Engineering challenges in Data Science: It’s a Team Sport
While the core competence of Data Scientists used to be applying sophisticated statistical methods to one-shot data sets in order to produce analytical insights, more and more companies require data scientists to also participate in the development and deployment of data products which leverage Machine Learning algorithms. This requires a shift from a one-woman show to a team sport as well as a shift from pure analytics to engineering. In this talk, I will highlight the skills needed, both interpersonal as well as technical, to fulfill this challenging role successfully and contribute to a real-world impact of data science products.
Reka Solymosi, Lecturer in Quantitative Methods at the University of Manchester, UK
The role of innovative data collection methods in advancing understanding, and the importance of considering the biases within
Making use of openly available online, often crowdsourced data allow for new insights into people’s experiences and subjective perceptions. This can inform business and policy decisions, or simply further research and understanding into various domains, for example perception of place, or experiences with crime victimisation. For example, people reporting environmental antisocial behaviour using civic technology platforms can give insight into what people consider ‘signal disorders’ in their environment, and other platforms such as safecity.in allow victims of crime to share their experiences anonymously, removing many barriers that prevent official reporting of sensitive crimes. Such data can complement traditional sources and offer another angle to identify spatial and temporal correlates of crimes and fear of crime. However there are various sampling and other issues associated with such data which may affect the conclusions that we can and cannot draw from them. It is important to highlight these issues, as well as explore ways to tackle them, to make the best use of such forms of data in our work.
Ruth Urner, Assistant Professor at York University, Toronto, Canada
An invitation to thinking about Machine Learning
Machine learning technologies are being used in various every-day life systems with a growing influence on science, industry and society. This makes it increasingly important for users and society to understand when and whether we can put trust in their predictions. In this talk I will outline which role machine learning theory has played traditionally in providing correctness guarantees for learning methods. However, the immense success of deep learning methods requires new tools for understanding their reliability and brought new challenges. I will argue why many of these new challenges, such as privacy or fairness issues, inherently require theoretical treatment.
17:05 - 17:35
Swiss Re Centre for Global Dialogue
Read more about the Swiss Re Centre.

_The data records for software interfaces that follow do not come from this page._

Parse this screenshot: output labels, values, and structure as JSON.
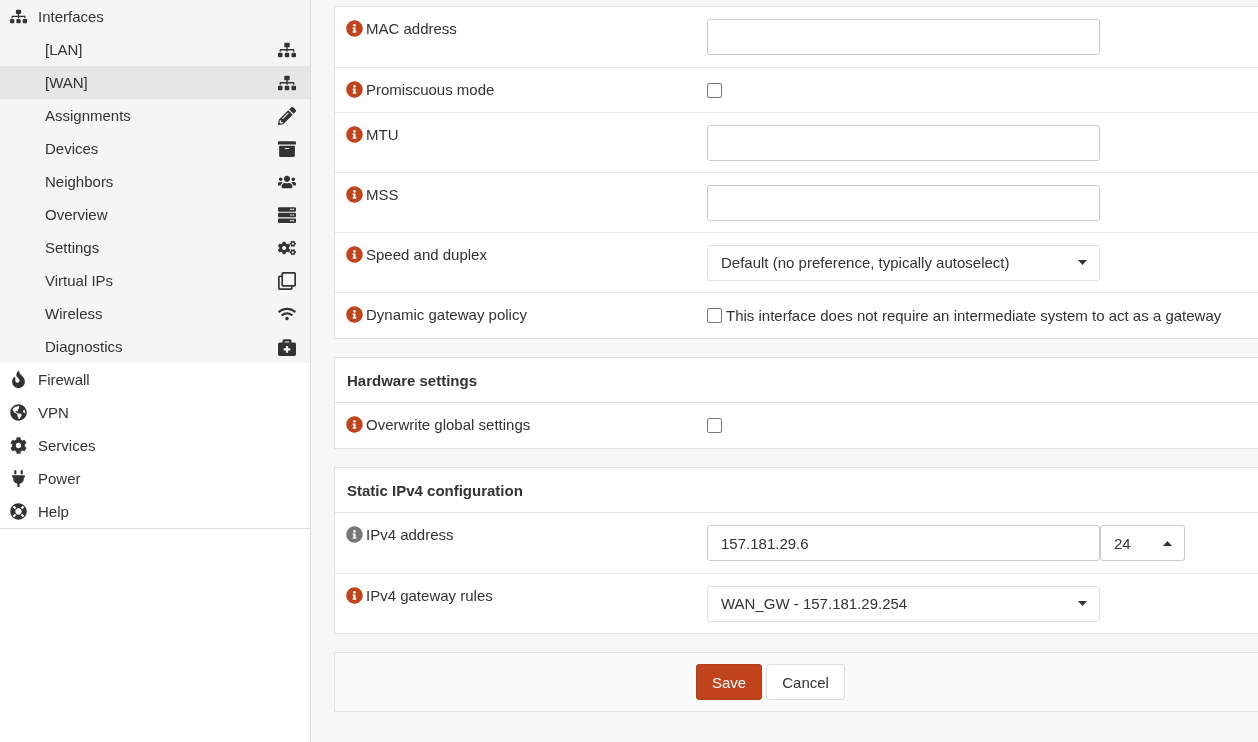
{
  "sidebar": {
    "items": [
      {
        "label": "Interfaces",
        "children": [
          {
            "label": "[LAN]",
            "selected": false
          },
          {
            "label": "[WAN]",
            "selected": true
          },
          {
            "label": "Assignments",
            "selected": false
          },
          {
            "label": "Devices",
            "selected": false
          },
          {
            "label": "Neighbors",
            "selected": false
          },
          {
            "label": "Overview",
            "selected": false
          },
          {
            "label": "Settings",
            "selected": false
          },
          {
            "label": "Virtual IPs",
            "selected": false
          },
          {
            "label": "Wireless",
            "selected": false
          },
          {
            "label": "Diagnostics",
            "selected": false
          }
        ]
      },
      {
        "label": "Firewall"
      },
      {
        "label": "VPN"
      },
      {
        "label": "Services"
      },
      {
        "label": "Power"
      },
      {
        "label": "Help"
      }
    ]
  },
  "sections": [
    {
      "rows": [
        {
          "kind": "input",
          "label": "MAC address",
          "color": "#c0431b"
        },
        {
          "kind": "checkbox",
          "label": "Promiscuous mode",
          "color": "#c0431b",
          "checked": false
        },
        {
          "kind": "input",
          "label": "MTU",
          "color": "#c0431b"
        },
        {
          "kind": "input",
          "label": "MSS",
          "color": "#c0431b"
        },
        {
          "kind": "select",
          "label": "Speed and duplex",
          "color": "#c0431b",
          "value": "Default (no preference, typically autoselect)"
        },
        {
          "kind": "checkbox",
          "label": "Dynamic gateway policy",
          "color": "#c0431b",
          "checked": false,
          "text": "This interface does not require an intermediate system to act as a gateway"
        }
      ]
    },
    {
      "title": "Hardware settings",
      "rows": [
        {
          "kind": "checkbox",
          "label": "Overwrite global settings",
          "color": "#c0431b",
          "checked": false
        }
      ]
    },
    {
      "title": "Static IPv4 configuration",
      "rows": [
        {
          "kind": "address",
          "label": "IPv4 address",
          "color": "#777777",
          "value": "157.181.29.6",
          "prefix": "24"
        },
        {
          "kind": "select",
          "label": "IPv4 gateway rules",
          "color": "#c0431b",
          "value": "WAN_GW - 157.181.29.254"
        }
      ]
    }
  ],
  "buttons": [
    {
      "label": "Save",
      "kind": "primary"
    },
    {
      "label": "Cancel",
      "kind": "default"
    }
  ]
}
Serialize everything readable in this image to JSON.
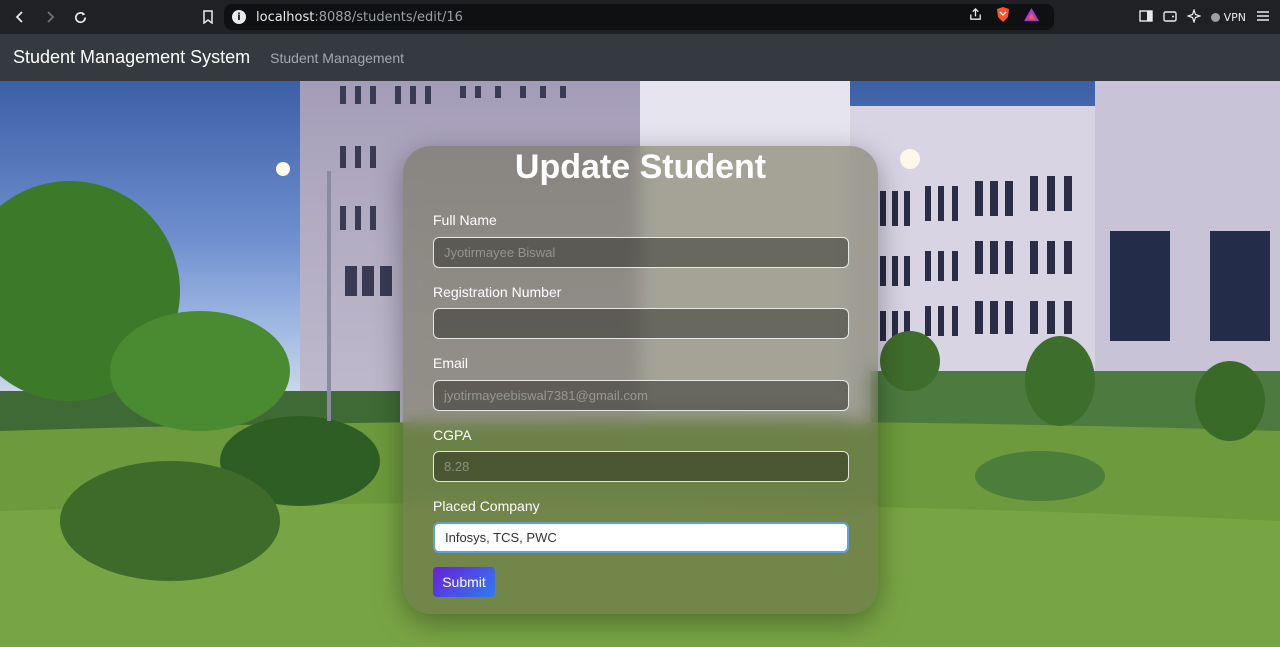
{
  "browser": {
    "url_host": "localhost",
    "url_rest": ":8088/students/edit/16",
    "vpn_label": "VPN"
  },
  "navbar": {
    "brand": "Student Management System",
    "link": "Student Management"
  },
  "form": {
    "title": "Update Student",
    "fields": [
      {
        "label": "Full Name",
        "value": "Jyotirmayee Biswal"
      },
      {
        "label": "Registration Number",
        "value": ""
      },
      {
        "label": "Email",
        "value": "jyotirmayeebiswal7381@gmail.com"
      },
      {
        "label": "CGPA",
        "value": "8.28"
      },
      {
        "label": "Placed Company",
        "value": "Infosys, TCS, PWC"
      }
    ],
    "submit_label": "Submit"
  },
  "colors": {
    "navbar_bg": "#343a40",
    "submit_gradient_start": "#6a1fd8",
    "submit_gradient_end": "#2d7cf0"
  }
}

How to get here?
The venue is 15 min of walk away from the Rüschlikon train station.
There will be shuttle buses running from the Rüschlikon train station to the venue in the morning and back after the last session of the day. Please make sure you arrive to the Rüschlikon station on time (7:50 earliest and no later than 8:20) if you want to take the shuttle bus.
Thursday, 04 April 2019

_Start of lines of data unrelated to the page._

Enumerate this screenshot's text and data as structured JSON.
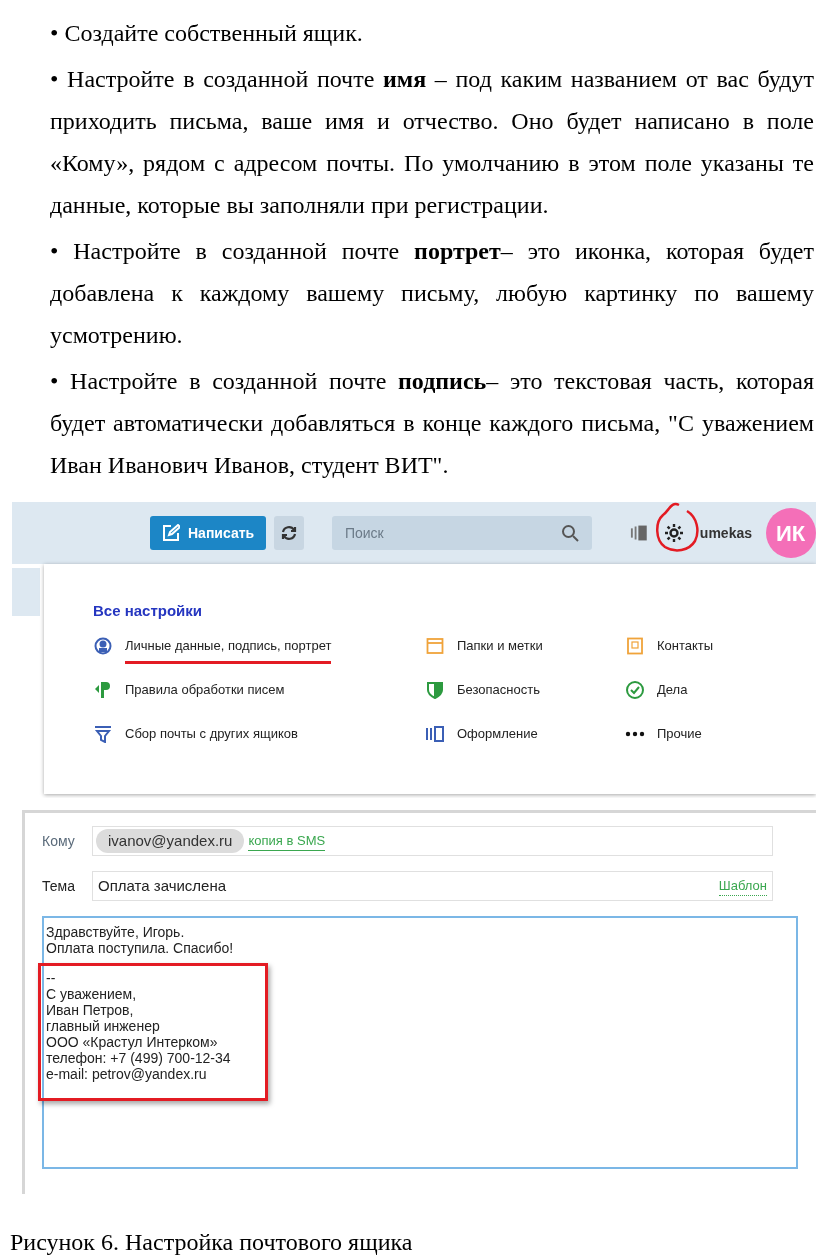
{
  "paragraphs": [
    {
      "text": "• Создайте собственный ящик."
    },
    {
      "text": "• Настройте в созданной почте **имя** – под каким названием от вас будут приходить письма, ваше имя и отчество. Оно будет написано в поле «Кому», рядом с адресом почты. По умолчанию в этом поле указаны те данные, которые вы заполняли при регистрации."
    },
    {
      "text": "• Настройте в созданной почте **портрет**– это иконка, которая будет добавлена к каждому вашему письму, любую картинку по вашему усмотрению."
    },
    {
      "text": "• Настройте в созданной почте **подпись**– это текстовая часть, которая будет автоматически добавляться в конце каждого письма, \"С уважением Иван Иванович Иванов, студент ВИТ\"."
    }
  ],
  "mail_toolbar": {
    "compose_button": "Написать",
    "search": {
      "placeholder": "Поиск"
    },
    "settings_circled": true,
    "username": "umekas",
    "avatar": "ИК"
  },
  "settings_menu": {
    "title": "Все настройки",
    "items": [
      {
        "label": "Личные данные, подпись, портрет",
        "kind": "person",
        "underlined": true
      },
      {
        "label": "Папки и метки",
        "kind": "folder",
        "underlined": false
      },
      {
        "label": "Контакты",
        "kind": "contacts",
        "underlined": false
      },
      {
        "label": "Правила обработки писем",
        "kind": "rules",
        "underlined": false
      },
      {
        "label": "Безопасность",
        "kind": "shield",
        "underlined": false
      },
      {
        "label": "Дела",
        "kind": "check",
        "underlined": false
      },
      {
        "label": "Сбор почты с других ящиков",
        "kind": "filter",
        "underlined": false
      },
      {
        "label": "Оформление",
        "kind": "theme",
        "underlined": false
      },
      {
        "label": "Прочие",
        "kind": "more",
        "underlined": false
      }
    ]
  },
  "compose": {
    "to_label": "Кому",
    "recipient": "ivanov@yandex.ru",
    "sms_link": "копия в SMS",
    "subject_label": "Тема",
    "subject": "Оплата зачислена",
    "template_link": "Шаблон",
    "body": "Здравствуйте, Игорь.\nОплата поступила. Спасибо!",
    "signature": "--\nС уважением,\nИван Петров,\nглавный инженер\nООО «Крастул Интерком»\nтелефон: +7 (499) 700-12-34\ne-mail: petrov@yandex.ru",
    "signature_highlighted": true
  },
  "caption": "Рисунок 6. Настройка почтового ящика"
}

07:50 first ride from Rüschlikon train station to the conference venue
09:15 last ride to the conference venue
18:15 first ride from the venue to Rüschlikon
19:15 last ride from the venue to Rüschlikon
Friday, 05 April 2019
07:50 first ride from Rüschlikon train station to the conference venue
09:15 last ride to the conference venue
17:45 first ride from the venue to Rüschlikon
19:15 last ride from the venue to Rüschlikon
Child care and accessibility
We offer on-site child care to our participants in English and German. The service is run by the company Care4Kids from 8am to 6pm during conference days. Please let us know about the special needs of your child/children in the application form.
We are committed to making our conference a great experience for everyone. That also means we are doing our best to accommodate the special needs of the participants. The conference venue is fully accessible and the lunch area will be equipped with low tables for the participants in the wheelchair. In case we have hearing-impaired participants, the talks will be live captioned.